Virtual Reality Helps Amputees Feel Their Prosthetics
In a groundbreaking study that could change the lives of millions of people living with amputations, scientists at Ecole Polytechnique Federale de Lausanne (EPFL) developed a way to use virtual reality and "artificial tactile sensations" to trick the brain into feeling a prosthetic like a biological part of the body.
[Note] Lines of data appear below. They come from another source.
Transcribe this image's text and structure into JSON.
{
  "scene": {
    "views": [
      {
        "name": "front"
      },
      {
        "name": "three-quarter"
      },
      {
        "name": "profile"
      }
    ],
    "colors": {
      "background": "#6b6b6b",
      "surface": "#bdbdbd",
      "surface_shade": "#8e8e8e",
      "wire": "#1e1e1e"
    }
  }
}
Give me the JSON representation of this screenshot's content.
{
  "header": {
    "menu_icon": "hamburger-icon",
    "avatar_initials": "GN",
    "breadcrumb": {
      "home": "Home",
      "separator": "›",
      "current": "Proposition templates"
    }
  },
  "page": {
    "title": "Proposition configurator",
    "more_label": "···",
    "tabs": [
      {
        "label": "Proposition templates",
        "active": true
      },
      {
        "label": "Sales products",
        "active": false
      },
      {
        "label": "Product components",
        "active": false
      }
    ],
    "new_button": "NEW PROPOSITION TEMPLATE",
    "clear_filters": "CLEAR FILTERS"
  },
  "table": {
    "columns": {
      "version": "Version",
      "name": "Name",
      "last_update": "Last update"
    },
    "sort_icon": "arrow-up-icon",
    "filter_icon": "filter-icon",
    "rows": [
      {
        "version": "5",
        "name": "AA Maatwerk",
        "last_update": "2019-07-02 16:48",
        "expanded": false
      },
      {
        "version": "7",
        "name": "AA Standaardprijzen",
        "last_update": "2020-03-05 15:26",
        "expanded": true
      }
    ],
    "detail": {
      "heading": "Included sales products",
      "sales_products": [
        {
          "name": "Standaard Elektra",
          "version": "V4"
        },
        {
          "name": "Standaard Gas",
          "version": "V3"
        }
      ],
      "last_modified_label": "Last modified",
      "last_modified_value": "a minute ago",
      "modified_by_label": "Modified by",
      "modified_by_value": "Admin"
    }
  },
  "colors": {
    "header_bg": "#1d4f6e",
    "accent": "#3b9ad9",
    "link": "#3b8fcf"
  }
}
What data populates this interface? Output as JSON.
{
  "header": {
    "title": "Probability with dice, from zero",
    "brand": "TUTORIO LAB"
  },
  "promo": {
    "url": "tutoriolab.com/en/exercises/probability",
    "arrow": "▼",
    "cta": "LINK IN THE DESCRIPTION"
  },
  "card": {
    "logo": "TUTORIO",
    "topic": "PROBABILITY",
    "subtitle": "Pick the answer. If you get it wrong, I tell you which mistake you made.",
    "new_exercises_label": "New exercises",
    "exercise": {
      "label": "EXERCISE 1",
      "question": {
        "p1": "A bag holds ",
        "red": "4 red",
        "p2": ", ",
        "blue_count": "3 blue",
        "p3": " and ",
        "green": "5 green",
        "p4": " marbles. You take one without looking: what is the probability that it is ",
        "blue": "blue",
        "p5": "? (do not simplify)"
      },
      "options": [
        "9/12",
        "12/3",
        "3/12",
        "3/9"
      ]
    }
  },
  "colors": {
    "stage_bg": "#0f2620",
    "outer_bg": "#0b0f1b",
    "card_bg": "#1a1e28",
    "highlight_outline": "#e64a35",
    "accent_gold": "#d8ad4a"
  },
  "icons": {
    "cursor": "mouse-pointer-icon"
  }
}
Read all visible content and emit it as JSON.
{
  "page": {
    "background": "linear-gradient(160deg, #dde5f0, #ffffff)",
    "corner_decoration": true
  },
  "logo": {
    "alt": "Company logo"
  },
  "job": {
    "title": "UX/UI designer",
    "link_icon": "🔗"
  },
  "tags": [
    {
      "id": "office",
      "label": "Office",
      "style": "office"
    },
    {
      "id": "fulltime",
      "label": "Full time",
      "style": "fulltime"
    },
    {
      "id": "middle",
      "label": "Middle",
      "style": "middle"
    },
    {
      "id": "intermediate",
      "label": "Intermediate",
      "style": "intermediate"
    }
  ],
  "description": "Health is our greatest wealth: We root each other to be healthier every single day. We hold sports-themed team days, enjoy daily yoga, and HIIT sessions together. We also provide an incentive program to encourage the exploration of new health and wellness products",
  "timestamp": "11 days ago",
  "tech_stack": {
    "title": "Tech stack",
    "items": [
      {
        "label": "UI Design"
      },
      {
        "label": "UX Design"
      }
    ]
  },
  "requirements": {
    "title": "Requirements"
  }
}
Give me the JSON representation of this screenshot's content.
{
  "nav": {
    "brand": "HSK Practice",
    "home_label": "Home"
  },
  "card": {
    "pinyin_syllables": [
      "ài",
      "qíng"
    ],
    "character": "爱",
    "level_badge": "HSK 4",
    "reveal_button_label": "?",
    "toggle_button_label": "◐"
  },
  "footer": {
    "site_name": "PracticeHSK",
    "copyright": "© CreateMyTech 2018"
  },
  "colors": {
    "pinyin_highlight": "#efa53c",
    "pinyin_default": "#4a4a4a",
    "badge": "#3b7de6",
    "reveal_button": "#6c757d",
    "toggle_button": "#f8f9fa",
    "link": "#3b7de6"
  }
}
Some amputees' perception of a phantom limb can feel shorter than the prosthesis they wear, which results in them not wanting to wear the device. During the experiment, Rognini and his team stimulated the nerves in a patient's arm stump, which provided artificial stimulation to the tip of the index finger in the phantom limb. At the same time, the patient wore a VR headset which showed the corresponding finger of the prosthetic hand glowing in sync with the nerve stimulation. What they found was that the combination of seeing through VR and feeling the stimulation caused the phantom limb and the prosthetic to align. "The brain regularly uses its senses to evaluate what belongs to the body and what is external to the body," said Giulio Rognini of EPFL. "We showed exactly how vision and touch can be combined to trick the amputee's brain into feeling what it sees, inducing embodiment of the prosthetic hand with an additional effect that the phantom limb grows into the prosthetic one."
"The extension of the phantom limb lasted not only during the simulation, but also 10 minutes after the simulation was ended," Rognini added in a video with Mashable (below). The researchers argue that in the near future, this approach could help amputees feel more comfortable and connected to their prostheses. "The setup is portable and could one day be turned into a therapy to help patients embody their prosthetic limb permanently," said Rognini. There are an estimated 2 million people living with amputations in the United States alone, so with some more work, this could help a lot of people.